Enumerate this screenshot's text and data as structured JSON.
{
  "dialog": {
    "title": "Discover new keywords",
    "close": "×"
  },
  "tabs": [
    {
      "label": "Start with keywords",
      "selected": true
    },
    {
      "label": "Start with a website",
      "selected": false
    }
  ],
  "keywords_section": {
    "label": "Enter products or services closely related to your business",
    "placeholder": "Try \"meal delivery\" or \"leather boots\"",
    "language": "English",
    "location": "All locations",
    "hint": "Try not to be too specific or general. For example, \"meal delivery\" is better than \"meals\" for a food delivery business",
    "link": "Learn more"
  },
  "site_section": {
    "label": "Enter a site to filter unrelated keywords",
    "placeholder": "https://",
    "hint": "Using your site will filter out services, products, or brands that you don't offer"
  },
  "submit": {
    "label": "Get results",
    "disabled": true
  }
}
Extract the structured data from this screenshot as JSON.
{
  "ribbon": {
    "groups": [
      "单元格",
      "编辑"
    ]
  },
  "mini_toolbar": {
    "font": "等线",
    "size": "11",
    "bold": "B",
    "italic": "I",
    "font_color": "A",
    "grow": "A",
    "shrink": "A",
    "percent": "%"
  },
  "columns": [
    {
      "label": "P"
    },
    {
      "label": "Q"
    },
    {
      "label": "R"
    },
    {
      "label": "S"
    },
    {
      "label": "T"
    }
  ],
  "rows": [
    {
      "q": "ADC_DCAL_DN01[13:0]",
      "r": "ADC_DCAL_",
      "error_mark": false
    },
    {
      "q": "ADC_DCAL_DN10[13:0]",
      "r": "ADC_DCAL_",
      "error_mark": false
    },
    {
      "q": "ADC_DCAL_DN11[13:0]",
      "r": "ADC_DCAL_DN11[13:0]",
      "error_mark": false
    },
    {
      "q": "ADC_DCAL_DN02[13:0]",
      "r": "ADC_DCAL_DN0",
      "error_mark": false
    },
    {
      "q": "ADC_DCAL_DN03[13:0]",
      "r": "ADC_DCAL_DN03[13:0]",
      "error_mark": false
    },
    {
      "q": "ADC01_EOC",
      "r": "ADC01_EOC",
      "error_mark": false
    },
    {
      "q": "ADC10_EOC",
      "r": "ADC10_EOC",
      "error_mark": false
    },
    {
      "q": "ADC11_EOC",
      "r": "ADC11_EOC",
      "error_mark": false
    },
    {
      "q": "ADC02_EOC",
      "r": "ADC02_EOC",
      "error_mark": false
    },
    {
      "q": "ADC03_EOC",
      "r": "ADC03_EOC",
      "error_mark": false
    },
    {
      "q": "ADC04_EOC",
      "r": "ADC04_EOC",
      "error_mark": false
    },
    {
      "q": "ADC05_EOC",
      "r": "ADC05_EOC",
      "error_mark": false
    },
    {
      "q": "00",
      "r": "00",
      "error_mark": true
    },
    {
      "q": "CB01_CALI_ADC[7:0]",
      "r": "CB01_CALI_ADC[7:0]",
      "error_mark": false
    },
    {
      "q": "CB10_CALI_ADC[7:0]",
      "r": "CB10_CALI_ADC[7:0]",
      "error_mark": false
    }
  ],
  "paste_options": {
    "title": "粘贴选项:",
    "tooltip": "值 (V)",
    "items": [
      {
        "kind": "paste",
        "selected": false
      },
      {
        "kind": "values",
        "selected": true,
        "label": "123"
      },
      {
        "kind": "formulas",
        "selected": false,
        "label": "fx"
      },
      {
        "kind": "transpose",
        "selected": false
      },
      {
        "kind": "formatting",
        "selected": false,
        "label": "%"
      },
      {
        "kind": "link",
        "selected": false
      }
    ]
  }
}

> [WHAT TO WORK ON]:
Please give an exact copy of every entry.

> [RESPONSE TO THE TASK]:
Enumerate this screenshot's text and data as structured JSON.
{
  "dialog": {
    "title": "Discover new keywords",
    "close": "×"
  },
  "tabs": [
    {
      "label": "Start with keywords",
      "selected": true
    },
    {
      "label": "Start with a website",
      "selected": false
    }
  ],
  "keywords_section": {
    "label": "Enter products or services closely related to your business",
    "placeholder": "Try \"meal delivery\" or \"leather boots\"",
    "language": "English",
    "location": "All locations",
    "hint": "Try not to be too specific or general. For example, \"meal delivery\" is better than \"meals\" for a food delivery business",
    "link": "Learn more"
  },
  "site_section": {
    "label": "Enter a site to filter unrelated keywords",
    "placeholder": "https://",
    "hint": "Using your site will filter out services, products, or brands that you don't offer"
  },
  "submit": {
    "label": "Get results",
    "disabled": true
  }
}
Extract the structured data from this screenshot as JSON.
{
  "ribbon": {
    "groups": [
      "单元格",
      "编辑"
    ]
  },
  "mini_toolbar": {
    "font": "等线",
    "size": "11",
    "bold": "B",
    "italic": "I",
    "font_color": "A",
    "grow": "A",
    "shrink": "A",
    "percent": "%"
  },
  "columns": [
    {
      "label": "P"
    },
    {
      "label": "Q"
    },
    {
      "label": "R"
    },
    {
      "label": "S"
    },
    {
      "label": "T"
    }
  ],
  "rows": [
    {
      "q": "ADC_DCAL_DN01[13:0]",
      "r": "ADC_DCAL_",
      "error_mark": false
    },
    {
      "q": "ADC_DCAL_DN10[13:0]",
      "r": "ADC_DCAL_",
      "error_mark": false
    },
    {
      "q": "ADC_DCAL_DN11[13:0]",
      "r": "ADC_DCAL_DN11[13:0]",
      "error_mark": false
    },
    {
      "q": "ADC_DCAL_DN02[13:0]",
      "r": "ADC_DCAL_DN0",
      "error_mark": false
    },
    {
      "q": "ADC_DCAL_DN03[13:0]",
      "r": "ADC_DCAL_DN03[13:0]",
      "error_mark": false
    },
    {
      "q": "ADC01_EOC",
      "r": "ADC01_EOC",
      "error_mark": false
    },
    {
      "q": "ADC10_EOC",
      "r": "ADC10_EOC",
      "error_mark": false
    },
    {
      "q": "ADC11_EOC",
      "r": "ADC11_EOC",
      "error_mark": false
    },
    {
      "q": "ADC02_EOC",
      "r": "ADC02_EOC",
      "error_mark": false
    },
    {
      "q": "ADC03_EOC",
      "r": "ADC03_EOC",
      "error_mark": false
    },
    {
      "q": "ADC04_EOC",
      "r": "ADC04_EOC",
      "error_mark": false
    },
    {
      "q": "ADC05_EOC",
      "r": "ADC05_EOC",
      "error_mark": false
    },
    {
      "q": "00",
      "r": "00",
      "error_mark": true
    },
    {
      "q": "CB01_CALI_ADC[7:0]",
      "r": "CB01_CALI_ADC[7:0]",
      "error_mark": false
    },
    {
      "q": "CB10_CALI_ADC[7:0]",
      "r": "CB10_CALI_ADC[7:0]",
      "error_mark": false
    }
  ],
  "paste_options": {
    "title": "粘贴选项:",
    "tooltip": "值 (V)",
    "items": [
      {
        "kind": "paste",
        "selected": false
      },
      {
        "kind": "values",
        "selected": true,
        "label": "123"
      },
      {
        "kind": "formulas",
        "selected": false,
        "label": "fx"
      },
      {
        "kind": "transpose",
        "selected": false
      },
      {
        "kind": "formatting",
        "selected": false,
        "label": "%"
      },
      {
        "kind": "link",
        "selected": false
      }
    ]
  }
}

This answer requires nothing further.